Indirectly, you’re getting a book recommendation from the one and only Joe Zito. He picked up a copy of this at a yard sale and fell in love with its old-school cool. Published in 1978, "Racing Motorcycles" is a snapshot of motorcycling right before the twisting, shifting, extroverted transistorization of motorkind in the 1980s. If it went fast before "Grease" hit theaters, it’s probably in this book. I found my copy on eBay for under $10 shipped.

Highlights: Well researched, hand-illustrated, fits in a tail bag.

The Current electric vehicle book
Not all electric motorcycles are urban commuters or sleek-looking vaporware. This electric trials bike carries Japanese trials champion Kenichi Kuroyama to victory. RevZilla photo.

"The Current: New Wheels for the Post-Petrol Age" by Gestalten

Post-petrol, that’s a big statement. "The Current" collects the electric avant-garde in a beautiful hardbound coffee table book, and any other book out of their catalog is equally well made. If you’re interested in electric motorcycles and you’d like a book about them, this is the one to have. Unfortunately, the book came out just before the LiveWire, so it’s missing that icon through no fault of its own. That’s just the pace that electric vehicles keep. Copies go for around $35. 

Highlights: Every bit as marvelous as other Gestalten books, unmatched photography, impressive object to leave lying around your living room.

Dream Bikes by Alan Cathcart
Hans Walther of Powa Design dreamed up this wild Yamaha FZ750. RevZilla photo.

"Dream Bikes" by Alan Cathcart

Of all the books here, this one was the most popular around the office. Three of my colleagues had already borrowed and read it before I got my turn! (I think it’s my favorite, as well.) In the same way that "Racing Motorcycles" is an artifact of a time in motorcycling, "Dream Bikes" is motorcycles at their raddest: single-sided steering, plastic everywhere, wacky frames, oval pistons, and both kinds of headlights: square and round! Even if you don’t immediately recognize his name, you’ve probably read some of Alan Cathcart's work already. He’s one of motorcycling’s great journalists, and just the man you’d want writing this book back in 1988. Another eBay find, I snagged mine for under $20.

Highlights: Some of the most unique motorcycles you’ll ever see, Cathcart’s writing, retrofuturism, Harris frames, outside-the-box thinking applied to every part of a motorcycle.

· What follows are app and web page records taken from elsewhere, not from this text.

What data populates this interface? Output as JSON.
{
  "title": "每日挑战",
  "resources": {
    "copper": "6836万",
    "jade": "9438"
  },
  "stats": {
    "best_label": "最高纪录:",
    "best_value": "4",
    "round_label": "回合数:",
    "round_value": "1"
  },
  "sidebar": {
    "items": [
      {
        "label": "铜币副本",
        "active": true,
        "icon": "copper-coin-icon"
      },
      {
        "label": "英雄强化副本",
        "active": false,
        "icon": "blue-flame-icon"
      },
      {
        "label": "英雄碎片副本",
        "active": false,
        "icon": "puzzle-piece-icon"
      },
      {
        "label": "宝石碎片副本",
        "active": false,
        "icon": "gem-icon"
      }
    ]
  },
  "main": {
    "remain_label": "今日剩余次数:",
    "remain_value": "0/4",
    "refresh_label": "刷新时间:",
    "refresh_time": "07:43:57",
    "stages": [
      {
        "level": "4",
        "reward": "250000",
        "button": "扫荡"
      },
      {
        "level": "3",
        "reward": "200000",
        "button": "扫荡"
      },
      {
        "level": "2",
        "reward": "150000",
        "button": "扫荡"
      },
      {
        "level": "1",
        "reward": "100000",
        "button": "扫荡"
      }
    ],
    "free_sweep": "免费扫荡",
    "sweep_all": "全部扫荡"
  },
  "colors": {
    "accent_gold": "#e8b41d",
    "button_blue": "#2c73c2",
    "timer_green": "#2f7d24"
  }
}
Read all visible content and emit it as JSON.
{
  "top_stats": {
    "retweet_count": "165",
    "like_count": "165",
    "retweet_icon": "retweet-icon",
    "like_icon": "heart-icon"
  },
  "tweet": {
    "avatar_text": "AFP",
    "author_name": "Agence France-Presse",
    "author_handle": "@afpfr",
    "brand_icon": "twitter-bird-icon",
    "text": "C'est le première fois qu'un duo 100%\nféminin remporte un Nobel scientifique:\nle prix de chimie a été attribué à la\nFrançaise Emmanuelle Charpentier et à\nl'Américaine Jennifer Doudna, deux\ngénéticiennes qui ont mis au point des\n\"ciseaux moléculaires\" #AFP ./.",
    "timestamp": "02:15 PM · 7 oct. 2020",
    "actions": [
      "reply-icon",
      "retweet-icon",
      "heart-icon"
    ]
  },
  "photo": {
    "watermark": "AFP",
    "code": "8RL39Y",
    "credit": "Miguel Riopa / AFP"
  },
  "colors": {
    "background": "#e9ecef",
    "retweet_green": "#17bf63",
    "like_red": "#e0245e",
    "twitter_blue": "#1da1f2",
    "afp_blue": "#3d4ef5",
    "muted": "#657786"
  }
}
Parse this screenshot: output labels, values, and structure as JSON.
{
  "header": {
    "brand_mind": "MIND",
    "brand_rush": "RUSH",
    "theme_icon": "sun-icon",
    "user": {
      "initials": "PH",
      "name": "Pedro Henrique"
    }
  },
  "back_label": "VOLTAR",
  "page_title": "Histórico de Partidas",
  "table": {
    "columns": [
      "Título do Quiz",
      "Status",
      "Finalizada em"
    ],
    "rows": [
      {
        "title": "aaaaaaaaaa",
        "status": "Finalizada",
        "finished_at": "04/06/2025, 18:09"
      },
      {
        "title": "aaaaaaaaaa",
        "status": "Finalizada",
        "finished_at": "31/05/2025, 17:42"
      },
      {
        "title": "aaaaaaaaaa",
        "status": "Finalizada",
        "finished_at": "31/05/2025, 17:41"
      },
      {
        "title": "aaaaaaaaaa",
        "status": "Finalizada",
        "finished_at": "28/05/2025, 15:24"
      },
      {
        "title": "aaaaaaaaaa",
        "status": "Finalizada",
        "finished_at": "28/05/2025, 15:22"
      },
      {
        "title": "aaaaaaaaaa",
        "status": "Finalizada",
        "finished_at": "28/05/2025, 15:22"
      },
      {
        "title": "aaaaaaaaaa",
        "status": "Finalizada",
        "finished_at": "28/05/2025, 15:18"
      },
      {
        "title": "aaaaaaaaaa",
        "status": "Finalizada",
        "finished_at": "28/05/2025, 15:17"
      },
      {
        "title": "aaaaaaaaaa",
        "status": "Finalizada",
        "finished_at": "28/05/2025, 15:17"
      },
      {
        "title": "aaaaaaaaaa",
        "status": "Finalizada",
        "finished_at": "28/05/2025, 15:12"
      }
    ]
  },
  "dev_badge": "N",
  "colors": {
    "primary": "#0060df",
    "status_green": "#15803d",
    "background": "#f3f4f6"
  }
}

Retro-RR magazine
A 1989 ZXR750 H1 is restored and put back on the road. RevZilla photo.

"Retro-RR" magazine issue 1

"Retro-RR" celebrates sporting machines of the 1980s and 1990s. If you couldn’t tell by my inclusion of “Dream Bikes,” this era is possibly my favorite, and apparently there are enough of us that it’s worth publishing a magazine now! "Retro-RR" feels every bit as nice as Cycle World’s new quarterly magazine, and the pages are packed full of motorcycles and races that haven’t been news in more than 20 years. It's outstanding. The masthead is stacked, the photography is excellent, and you’ll save every last issue... if these motorcycles are your style. It costs more to ship the issues here than to actually buy them, but you vintage enthusiasts are used to paying more for stuff, anyway. Retro-RR is available here. (Due to shipping, it's around $80 for the year in the United States. Steep, but I'd like to see them succeed, and they're writing stories I want to read.)

Highlights: You can pick up a new magazine with an RC30 in it again!

Lone Rider by Elspeth Beard
Elspeth Beard is another of motorcycling's legendary figures. RevZilla photo.

Honorable mention: "Lone Rider" by Elspeth Beard

I’m adding this one because:

  1. I’m reading this well-loved book
  2. I’ve had a copy for a year, but never got around to reading it
  3. I don’t know why it took me so long to start

If you’ve got a copy waiting on the shelf, get to it! What a gem. British rider Elspeth Beard takes a two-year, 35,000-mile solo ride around the world and chronicles her journey as a lone rider in the early 1980s. Lemmy actually interviewed the renowned world traveler several years ago, and he also wrote a book review that'll sway you if you're not already sold. Copies are easy to find online for $20 or less. Also fits in tail bag.

That’s all I’ve got for now. If you’re reading something good, let me know about it!